Once upon a time, when I was a young and idealistic college student voting in my first election at the age of nineteen, there was one proposition that I felt particularly passionate about. The state courts in California had previously made marriage equality the law of the land: all couples could be legally wed, whether those couples consisted of a man and a woman, two women, or two men. However, in 2008, there was a proposition on the ballot to take that right away.
I was horrified! How could we TAKE AWAY the established right of a minority group? How could we limit our identity as human beings to a simple one-or-the-other system of men and women and make the love of two consenting adults illegal? How could I believe that God was anything but love? How could people get so caught up in hating other people who just wanted to live in peace with the partners they loved? Why couldn’t two men or two women raise families with all the rights and legal benefits of anyone else? What ideal could possibly be so important that it could ignore the tragedies experienced by the LGBT community? How could we justify being a society that legally discriminated against a minority group? And after all…I was raised by two women and a man with no father in the picture–how could I have taken any other stance?
So I went to one of my friends, who happened to be serving as the president of our college’s Gay-Straight Alliance, and I asked her what I could do to help. She looked surprised. Later, she made a comment about how I had “come out of the woodwork.” When I asked her what she meant, she explained that since she knew I was a Christian, and since she knew I wanted to be a pastor, she just assumed that I condemned her “lifestyle.”
That one little comment is forever burned into my mind.
It breaks my heart to know that when some people think of the church, they think of a closed-minded and exclusive social club that turns people away at the door.
It breaks my heart to know that the name of God is used to condemn anyone as not being good enough to deserve the love of Christ.
It breaks my heart to know that as a Christian pastor, there will always be people who see the cross around my neck and assume that I would judge them if they were open with me.
I made signs. I started conversations. I made phone calls.
I attended a rally, shivering in the November cold, feeling the spit on my face from passengers in some of the cars that went by. Sure, many cars honked and many people yelled out their support, but what I remember most vividly is the feeling of wiping spit off of my face with the sleeve of my pink sweatshirt.
The proposition passed. Justice and equality did not win that day, not for the thousands of couples across the state whose rights had just been taken away; not for the thousands of people who were officially made second class citizens unworthy of the hundreds of legal rights conferred by a marriage license.
I felt ashamed. Ashamed at what my state had done. Ashamed that maybe I hadn’t done enough. Ashamed that hatred had come in the name of the God whom I loved.
And so today, I wear rainbows because one of my most deeply-held beliefs is that if Christ would never turn anyone away, neither can the church, and neither should I.

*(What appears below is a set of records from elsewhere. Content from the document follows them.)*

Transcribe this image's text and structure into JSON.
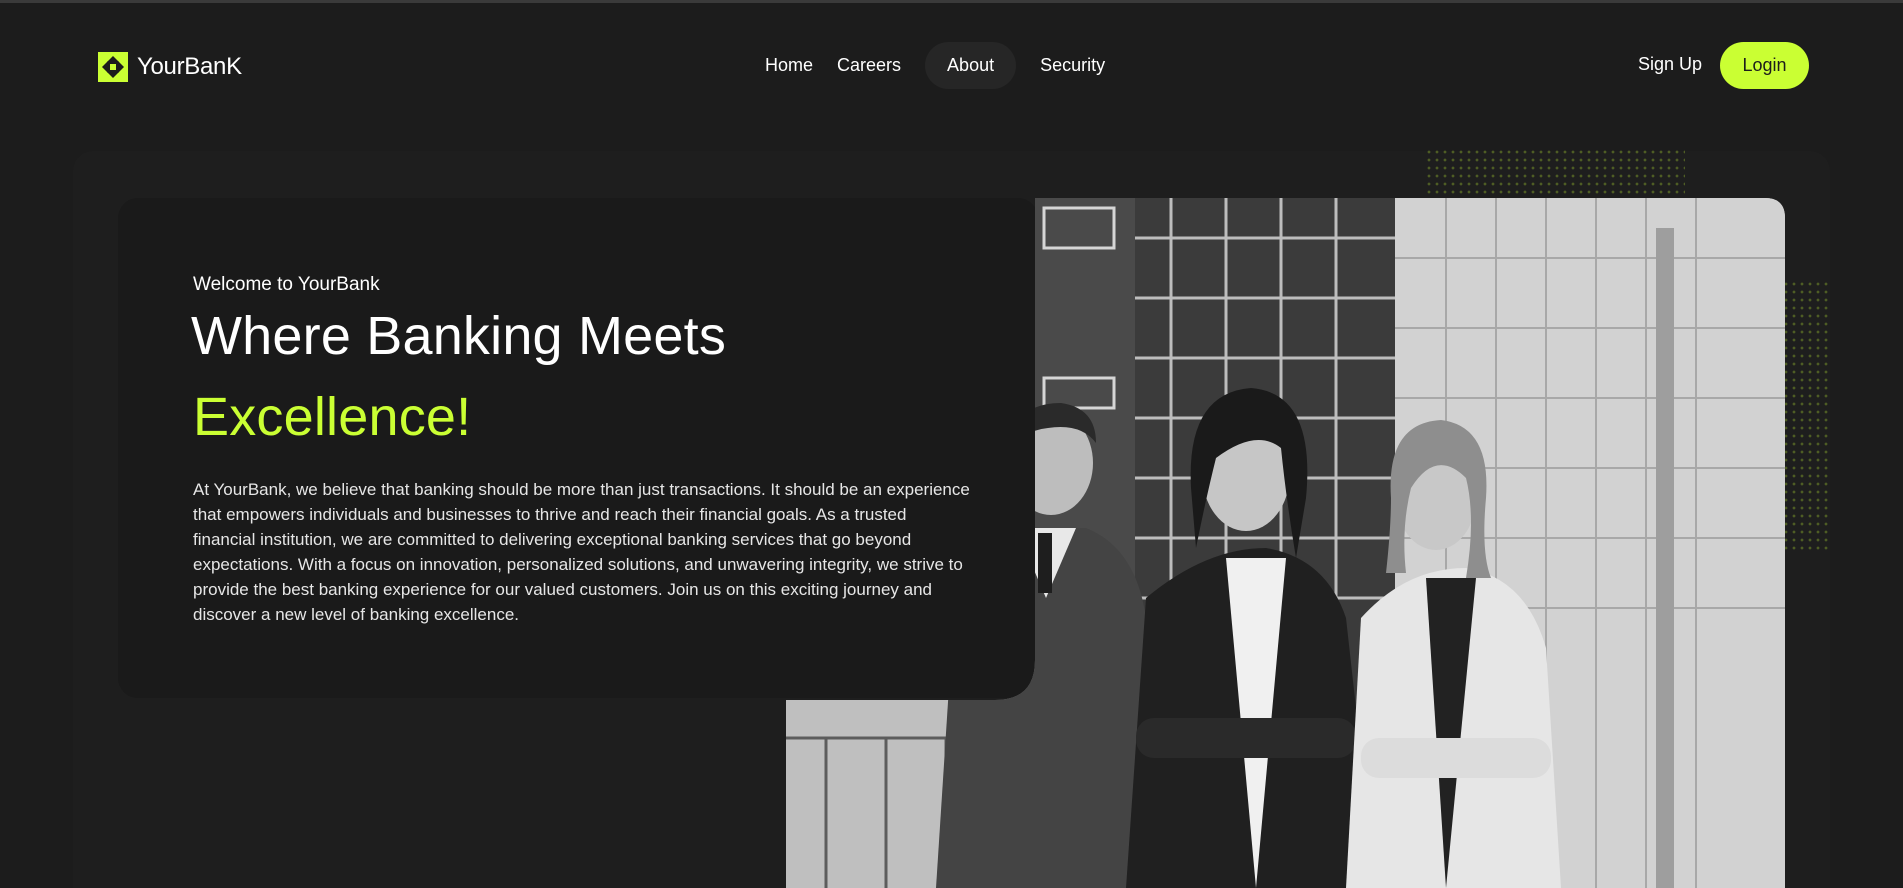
{
  "brand": {
    "name": "YourBanK",
    "accent_color": "#caff33",
    "logo_icon": "diamond-grid-logo-icon"
  },
  "nav": {
    "items": [
      {
        "label": "Home",
        "active": false
      },
      {
        "label": "Careers",
        "active": false
      },
      {
        "label": "About",
        "active": true
      },
      {
        "label": "Security",
        "active": false
      }
    ]
  },
  "auth": {
    "signup_label": "Sign Up",
    "login_label": "Login"
  },
  "hero": {
    "welcome": "Welcome to YourBank",
    "headline_line1": "Where Banking Meets",
    "headline_line2": "Excellence!",
    "paragraph": "At YourBank, we believe that banking should be more than just transactions. It should be an experience that empowers individuals and businesses to thrive and reach their financial goals. As a trusted financial institution, we are committed to delivering exceptional banking services that go beyond expectations. With a focus on innovation, personalized solutions, and unwavering integrity, we strive to provide the best banking experience for our valued customers. Join us on this exciting journey and discover a new level of banking excellence.",
    "image_icon": "team-photo-icon"
  },
  "colors": {
    "background": "#1c1c1c",
    "card": "#1a1a1a",
    "accent": "#caff33"
  }
}
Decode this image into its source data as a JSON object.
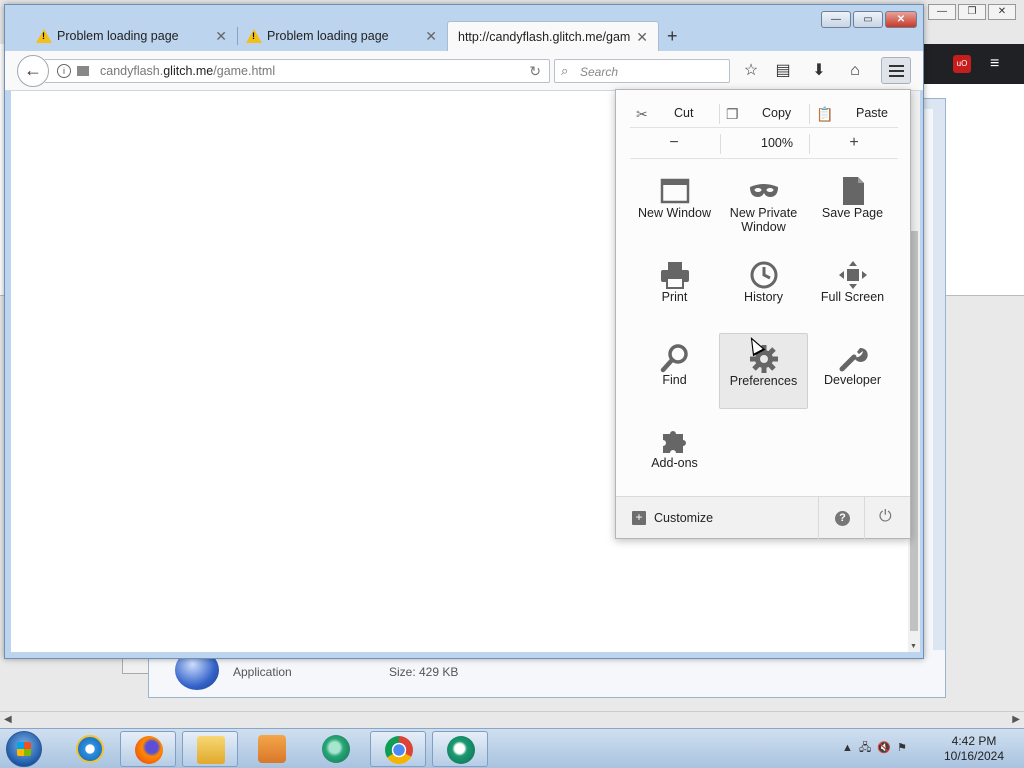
{
  "background": {
    "app_type": "Application",
    "app_size": "Size: 429 KB"
  },
  "window": {
    "min": "—",
    "max": "▭",
    "close": "✕"
  },
  "tabs": [
    {
      "title": "Problem loading page"
    },
    {
      "title": "Problem loading page"
    },
    {
      "title": "http://candyflash.glitch.me/gam"
    }
  ],
  "navbar": {
    "back": "←",
    "url_host": "candyflash.",
    "url_domain": "glitch.me",
    "url_path": "/game.html",
    "reload": "↻",
    "search_placeholder": "Search",
    "icons": [
      "bookmark-star-icon",
      "reading-list-icon",
      "downloads-icon",
      "home-icon",
      "menu-icon"
    ]
  },
  "menu": {
    "edit": {
      "cut": "Cut",
      "copy": "Copy",
      "paste": "Paste"
    },
    "zoom": {
      "minus": "−",
      "value": "100%",
      "plus": "+"
    },
    "items": [
      {
        "label": "New Window",
        "icon": "new-window-icon"
      },
      {
        "label": "New Private Window",
        "icon": "private-mask-icon"
      },
      {
        "label": "Save Page",
        "icon": "save-page-icon"
      },
      {
        "label": "Print",
        "icon": "printer-icon"
      },
      {
        "label": "History",
        "icon": "clock-icon"
      },
      {
        "label": "Full Screen",
        "icon": "fullscreen-icon"
      },
      {
        "label": "Find",
        "icon": "magnifier-icon"
      },
      {
        "label": "Preferences",
        "icon": "gear-icon"
      },
      {
        "label": "Developer",
        "icon": "wrench-icon"
      },
      {
        "label": "Add-ons",
        "icon": "puzzle-icon"
      }
    ],
    "footer": {
      "customize": "Customize",
      "help": "?",
      "quit": "⏻"
    }
  },
  "taskbar": {
    "apps": [
      "internet-explorer-icon",
      "firefox-icon",
      "file-explorer-icon",
      "media-player-icon",
      "green-app-icon",
      "chrome-icon",
      "green-app-2-icon"
    ],
    "time": "4:42 PM",
    "date": "10/16/2024"
  }
}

I wear rainbows because I will never forget the feeling of wiping spit off of my face with my sleeve.
I wear rainbows because I have hope that humanity can do better.
Many of my friends and classmates and peers and I have been told that there is something wrong with us, that we are disgusting or broken or wrong or in some way not good enough—not good enough to preach the gospel, not good enough even to belong in the church, not good enough to be a part of the body of Christ. Many people in my life have been really hurt by this rejection and some refuse any ties to organized religion at all. I get that. Under slightly different circumstances, I might very well have left, too.
So just in case you haven’t heard it recently, you are not only “good enough” but you are a beloved child of God and precious in the sight of God.
Just in case you haven’t heard it recently, the Jesus Christ who hung out with lepers and tax collectors and prostitutes and jerks and kids and poor people and people whom no “decent” people liked…that Jesus Christ would welcome you with open arms. Yes. You. He welcomed all people. That was like, his thing. Don’t let anyone tell you otherwise.
Just in case you haven’t heard it recently, the Holy Spirit hovers above your head and sustains your soul and she dreams of lighting a spark inside you—a spark of hope, of faith, of creativity, of language, of joy, of passion for justice.
This summer, we are embarking on a four-part series of adult education on the Second Sundays of the month:
-“LGBTQIA 101,” setting out some definitions of key terms plus a short history of the gay rights movement and the church’s responses to it (May 12, with a makeup session on June 2)
-“What is Marriage?,” considering what marriage looks like in the Bible and how it has been defined by the church and by secular laws over the centuries (June 9)
-“Does the Bible Condemn Homosexuality?,” looking at the key passages used to condemn LGBT persons and what those passages really say (July 14)
-“Rainbows and Representation,” discussing how LGBT persons are portrayed in the media and why it is important to tell their stories (August 11)
At the end of the series, we will write a statement together about our journey towards acceptance and submit it to the More Light Presbyterians Network in order to be put on a national registry of open and affirming churches. I hope that many of you will come and join the conversation!
shalom and agape,
Rev Leia Rose Battaglia